§ WHAT TO PRODUCE
Whenever the string "heading" turns up in a line below, that line should be copied.

§ MATERIAL SHOWN
►

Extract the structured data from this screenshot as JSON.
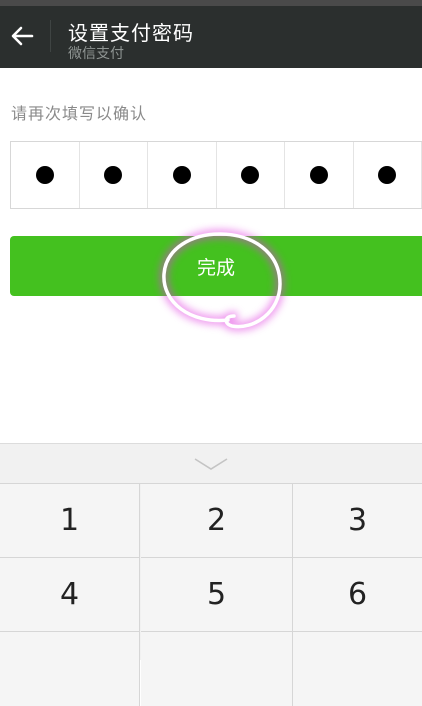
{
  "header": {
    "title": "设置支付密码",
    "subtitle": "微信支付",
    "back_icon": "arrow-left-icon"
  },
  "prompt": "请再次填写以确认",
  "pin": {
    "length": 6,
    "filled": 6
  },
  "done_button": {
    "label": "完成",
    "color": "#44c11f"
  },
  "annotation": {
    "color": "#ffffff",
    "glow": "#e040e0"
  },
  "keyboard": {
    "collapse_icon": "chevron-down-icon",
    "keys": [
      "1",
      "2",
      "3",
      "4",
      "5",
      "6"
    ]
  }
}
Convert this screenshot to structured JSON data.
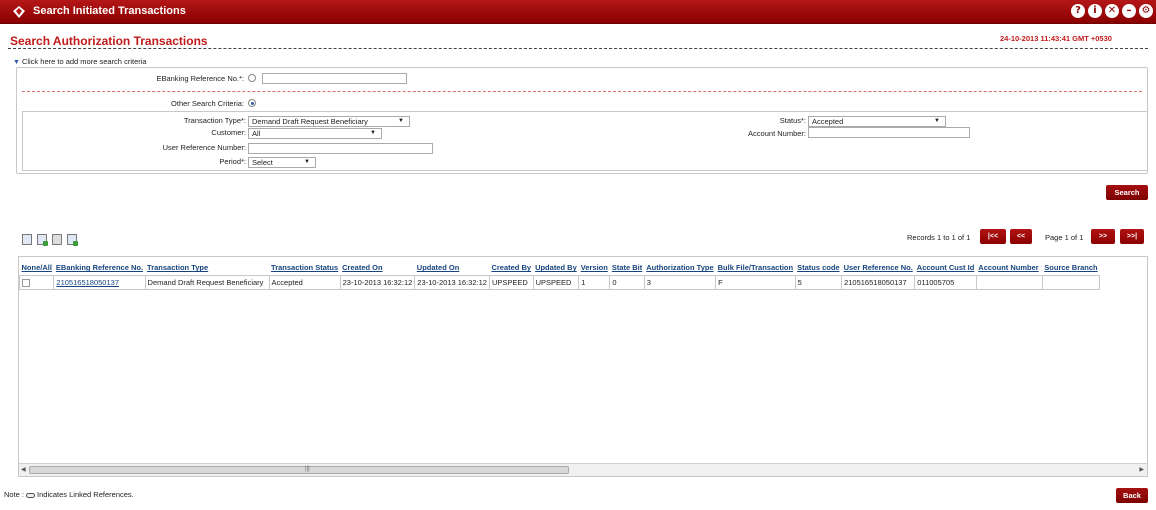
{
  "window": {
    "title": "Search Initiated Transactions",
    "icons": [
      "help-icon",
      "info-icon",
      "close-icon",
      "minimize-icon",
      "settings-icon"
    ],
    "icon_glyphs": [
      "?",
      "i",
      "✕",
      "–",
      "⚙"
    ]
  },
  "page": {
    "heading": "Search Authorization Transactions",
    "timestamp": "24-10-2013 11:43:41 GMT +0530",
    "add_criteria": "Click here to add more search criteria"
  },
  "criteria": {
    "ebanking_ref_label": "EBanking Reference No.*:",
    "ebanking_ref_value": "",
    "other_label": "Other Search Criteria:",
    "txn_type_label": "Transaction Type*:",
    "txn_type_value": "Demand Draft Request Beneficiary",
    "customer_label": "Customer:",
    "customer_value": "All",
    "user_ref_label": "User Reference Number:",
    "user_ref_value": "",
    "period_label": "Period*:",
    "period_value": "Select",
    "status_label": "Status*:",
    "status_value": "Accepted",
    "account_label": "Account Number:",
    "account_value": ""
  },
  "buttons": {
    "search": "Search",
    "back": "Back"
  },
  "pager": {
    "records": "Records 1 to 1 of 1",
    "first": "|<<",
    "prev": "<<",
    "page": "Page 1 of 1",
    "next": ">>",
    "last": ">>|"
  },
  "grid": {
    "headers": [
      "None/All",
      "EBanking Reference No.",
      "Transaction Type",
      "Transaction Status",
      "Created On",
      "Updated On",
      "Created By",
      "Updated By",
      "Version",
      "State Bit",
      "Authorization Type",
      "Bulk File/Transaction",
      "Status code",
      "User Reference No.",
      "Account Cust Id",
      "Account Number",
      "Source Branch"
    ],
    "rows": [
      [
        "",
        "210516518050137",
        "Demand Draft Request Beneficiary",
        "Accepted",
        "23-10-2013 16:32:12",
        "23-10-2013 16:32:12",
        "UPSPEED",
        "UPSPEED",
        "1",
        "0",
        "3",
        "F",
        "5",
        "210516518050137",
        "011005705",
        "",
        ""
      ]
    ]
  },
  "note": {
    "prefix": "Note :",
    "suffix": "Indicates Linked References."
  },
  "colors": {
    "brand": "#8a0000",
    "heading": "#c01a1a",
    "link": "#16447f"
  }
}
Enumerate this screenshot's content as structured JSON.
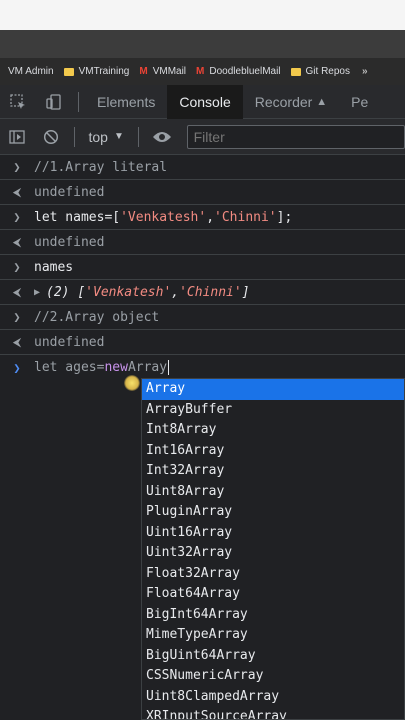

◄

§ YOUR SOLUTION
    "heading": "Search Authorization Transactions",
    "heading": "#c01a1a",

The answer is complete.